Date of this Version
Documentary Editing: Journal of the Association for Documentary Editing, Volume 30, Fall and Winter, Numbers 3 and 4: 2008-2009 ISSN 0196-7134

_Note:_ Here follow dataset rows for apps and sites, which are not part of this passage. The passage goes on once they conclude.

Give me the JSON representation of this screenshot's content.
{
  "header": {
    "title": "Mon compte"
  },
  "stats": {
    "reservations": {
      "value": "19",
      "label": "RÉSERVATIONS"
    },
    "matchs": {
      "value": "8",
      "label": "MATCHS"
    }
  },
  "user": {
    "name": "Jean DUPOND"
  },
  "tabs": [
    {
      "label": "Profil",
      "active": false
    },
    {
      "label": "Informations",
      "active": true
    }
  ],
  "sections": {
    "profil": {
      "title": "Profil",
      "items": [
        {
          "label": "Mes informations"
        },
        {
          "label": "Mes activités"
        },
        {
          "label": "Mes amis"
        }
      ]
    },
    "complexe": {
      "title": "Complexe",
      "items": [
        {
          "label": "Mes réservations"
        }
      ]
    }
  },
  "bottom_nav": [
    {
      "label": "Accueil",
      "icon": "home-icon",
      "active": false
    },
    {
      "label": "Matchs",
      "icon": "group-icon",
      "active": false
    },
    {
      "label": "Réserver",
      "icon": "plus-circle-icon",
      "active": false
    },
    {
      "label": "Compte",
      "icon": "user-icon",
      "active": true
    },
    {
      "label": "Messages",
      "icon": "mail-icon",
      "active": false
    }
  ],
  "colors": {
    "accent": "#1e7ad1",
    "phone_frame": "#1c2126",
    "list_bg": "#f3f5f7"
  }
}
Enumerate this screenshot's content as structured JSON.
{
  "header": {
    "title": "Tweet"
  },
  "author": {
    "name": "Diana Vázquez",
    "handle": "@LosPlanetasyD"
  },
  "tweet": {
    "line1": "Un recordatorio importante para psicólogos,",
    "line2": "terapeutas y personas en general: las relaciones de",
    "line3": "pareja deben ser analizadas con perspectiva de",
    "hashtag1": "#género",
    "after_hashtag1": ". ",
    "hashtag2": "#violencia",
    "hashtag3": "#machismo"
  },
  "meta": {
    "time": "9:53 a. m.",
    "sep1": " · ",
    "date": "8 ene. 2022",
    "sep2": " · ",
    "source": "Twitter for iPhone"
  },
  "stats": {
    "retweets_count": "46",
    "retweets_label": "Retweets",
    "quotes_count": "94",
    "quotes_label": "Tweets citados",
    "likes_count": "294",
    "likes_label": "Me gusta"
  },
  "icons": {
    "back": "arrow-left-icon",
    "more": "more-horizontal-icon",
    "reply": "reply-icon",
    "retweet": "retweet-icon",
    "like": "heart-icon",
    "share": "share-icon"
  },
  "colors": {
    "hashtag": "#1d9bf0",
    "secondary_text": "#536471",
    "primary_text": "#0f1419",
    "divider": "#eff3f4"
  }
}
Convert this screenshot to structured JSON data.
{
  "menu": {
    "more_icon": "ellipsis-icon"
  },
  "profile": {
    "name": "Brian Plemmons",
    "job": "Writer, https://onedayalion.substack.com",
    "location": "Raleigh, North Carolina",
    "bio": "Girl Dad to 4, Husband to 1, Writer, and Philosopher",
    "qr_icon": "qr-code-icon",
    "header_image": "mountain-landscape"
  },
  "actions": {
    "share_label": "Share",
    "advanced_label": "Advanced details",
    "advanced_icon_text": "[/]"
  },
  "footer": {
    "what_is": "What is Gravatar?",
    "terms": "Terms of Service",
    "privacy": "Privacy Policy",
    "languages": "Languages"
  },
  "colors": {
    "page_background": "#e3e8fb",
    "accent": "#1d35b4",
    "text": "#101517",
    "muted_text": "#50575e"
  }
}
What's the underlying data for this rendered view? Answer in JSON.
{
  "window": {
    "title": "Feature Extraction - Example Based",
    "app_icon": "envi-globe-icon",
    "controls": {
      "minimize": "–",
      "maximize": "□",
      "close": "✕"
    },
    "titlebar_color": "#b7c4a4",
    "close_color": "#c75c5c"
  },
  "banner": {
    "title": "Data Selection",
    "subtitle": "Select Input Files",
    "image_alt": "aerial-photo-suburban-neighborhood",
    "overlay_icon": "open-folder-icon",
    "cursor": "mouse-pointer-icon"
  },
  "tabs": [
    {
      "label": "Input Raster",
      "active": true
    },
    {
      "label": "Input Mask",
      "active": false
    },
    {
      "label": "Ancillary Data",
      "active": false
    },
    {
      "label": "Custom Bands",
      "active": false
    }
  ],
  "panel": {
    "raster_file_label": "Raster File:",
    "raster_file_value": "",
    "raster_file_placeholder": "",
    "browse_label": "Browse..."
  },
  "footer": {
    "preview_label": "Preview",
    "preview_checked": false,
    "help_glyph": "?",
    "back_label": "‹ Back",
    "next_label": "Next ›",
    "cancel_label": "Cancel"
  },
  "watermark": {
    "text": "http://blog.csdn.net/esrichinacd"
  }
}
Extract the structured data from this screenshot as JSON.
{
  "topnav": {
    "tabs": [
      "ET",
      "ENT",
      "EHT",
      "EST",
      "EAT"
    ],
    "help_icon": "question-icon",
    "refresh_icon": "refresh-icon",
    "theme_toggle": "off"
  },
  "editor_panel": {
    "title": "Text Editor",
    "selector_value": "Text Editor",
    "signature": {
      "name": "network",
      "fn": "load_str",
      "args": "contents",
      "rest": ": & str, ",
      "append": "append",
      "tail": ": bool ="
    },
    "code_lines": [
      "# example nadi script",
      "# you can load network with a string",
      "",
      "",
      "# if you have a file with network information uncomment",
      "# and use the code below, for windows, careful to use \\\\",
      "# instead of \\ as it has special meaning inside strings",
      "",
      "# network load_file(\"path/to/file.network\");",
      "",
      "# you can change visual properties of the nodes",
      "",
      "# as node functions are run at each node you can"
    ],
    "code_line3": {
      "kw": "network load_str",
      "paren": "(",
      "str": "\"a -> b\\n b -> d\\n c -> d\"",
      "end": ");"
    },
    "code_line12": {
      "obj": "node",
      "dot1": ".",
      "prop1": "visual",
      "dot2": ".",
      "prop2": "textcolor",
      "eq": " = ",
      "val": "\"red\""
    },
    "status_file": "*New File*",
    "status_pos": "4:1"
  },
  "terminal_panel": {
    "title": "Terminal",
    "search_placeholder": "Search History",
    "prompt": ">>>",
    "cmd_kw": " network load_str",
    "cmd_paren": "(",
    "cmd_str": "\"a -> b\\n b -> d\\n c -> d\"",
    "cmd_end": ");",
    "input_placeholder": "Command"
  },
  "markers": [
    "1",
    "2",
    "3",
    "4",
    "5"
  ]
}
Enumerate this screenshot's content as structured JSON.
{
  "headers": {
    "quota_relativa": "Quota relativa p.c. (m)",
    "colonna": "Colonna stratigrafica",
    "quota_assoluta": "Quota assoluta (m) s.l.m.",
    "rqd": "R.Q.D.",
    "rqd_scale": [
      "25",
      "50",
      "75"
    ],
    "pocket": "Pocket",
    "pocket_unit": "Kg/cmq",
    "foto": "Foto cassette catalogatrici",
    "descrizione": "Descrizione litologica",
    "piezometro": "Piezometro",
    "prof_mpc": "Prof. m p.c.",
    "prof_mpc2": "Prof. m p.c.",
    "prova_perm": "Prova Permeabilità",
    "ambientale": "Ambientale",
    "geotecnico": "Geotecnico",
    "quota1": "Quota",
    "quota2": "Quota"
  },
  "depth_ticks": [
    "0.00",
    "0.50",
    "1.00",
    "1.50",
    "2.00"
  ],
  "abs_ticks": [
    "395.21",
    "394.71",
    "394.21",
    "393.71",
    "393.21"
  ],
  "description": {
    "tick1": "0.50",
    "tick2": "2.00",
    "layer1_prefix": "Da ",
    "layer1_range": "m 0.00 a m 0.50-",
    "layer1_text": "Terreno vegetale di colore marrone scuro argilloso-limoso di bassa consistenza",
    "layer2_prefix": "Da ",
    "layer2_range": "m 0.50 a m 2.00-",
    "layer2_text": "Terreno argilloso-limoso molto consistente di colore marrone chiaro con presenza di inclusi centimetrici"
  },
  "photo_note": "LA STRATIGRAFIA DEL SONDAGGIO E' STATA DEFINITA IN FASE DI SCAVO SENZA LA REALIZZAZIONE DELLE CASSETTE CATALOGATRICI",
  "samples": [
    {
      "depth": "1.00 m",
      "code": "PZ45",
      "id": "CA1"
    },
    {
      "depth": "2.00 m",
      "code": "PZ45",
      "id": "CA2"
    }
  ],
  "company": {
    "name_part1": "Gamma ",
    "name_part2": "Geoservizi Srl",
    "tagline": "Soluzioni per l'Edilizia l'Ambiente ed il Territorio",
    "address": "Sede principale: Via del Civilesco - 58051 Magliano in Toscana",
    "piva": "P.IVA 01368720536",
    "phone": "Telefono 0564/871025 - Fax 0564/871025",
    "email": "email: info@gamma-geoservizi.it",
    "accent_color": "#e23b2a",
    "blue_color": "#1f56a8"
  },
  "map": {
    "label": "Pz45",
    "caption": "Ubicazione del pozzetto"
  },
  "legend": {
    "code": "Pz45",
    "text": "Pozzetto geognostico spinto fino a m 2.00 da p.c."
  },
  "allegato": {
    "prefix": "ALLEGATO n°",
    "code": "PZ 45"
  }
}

The ADE is at an important crossroads. Much has changed in the documentary editing profession in the past three decades. New methods of publication have emerged; the era of the large projects is diminishing; and the number of users of published historical documents has exploded as a result of the Web. Many more people are engaged in the practices that we call documentary editing (the selection, transcription, and explication of documents), but these same individuals don’t define their work or their profession as such. Scholars use new and changing tools to produce their work in ways that weren’t imaginable when the Association was formed in St. Louis in 1978. At the same time, documentary editions are getting national attention. Transcription practices in a new edition of Robert Frost’s writings have received national attention through articles in The New York Times and Slate. In February 2008, the U.S. Senate Judiciary Committee held hearings on the Founding Fathers papers. Thus, this is an opportune time to look ahead.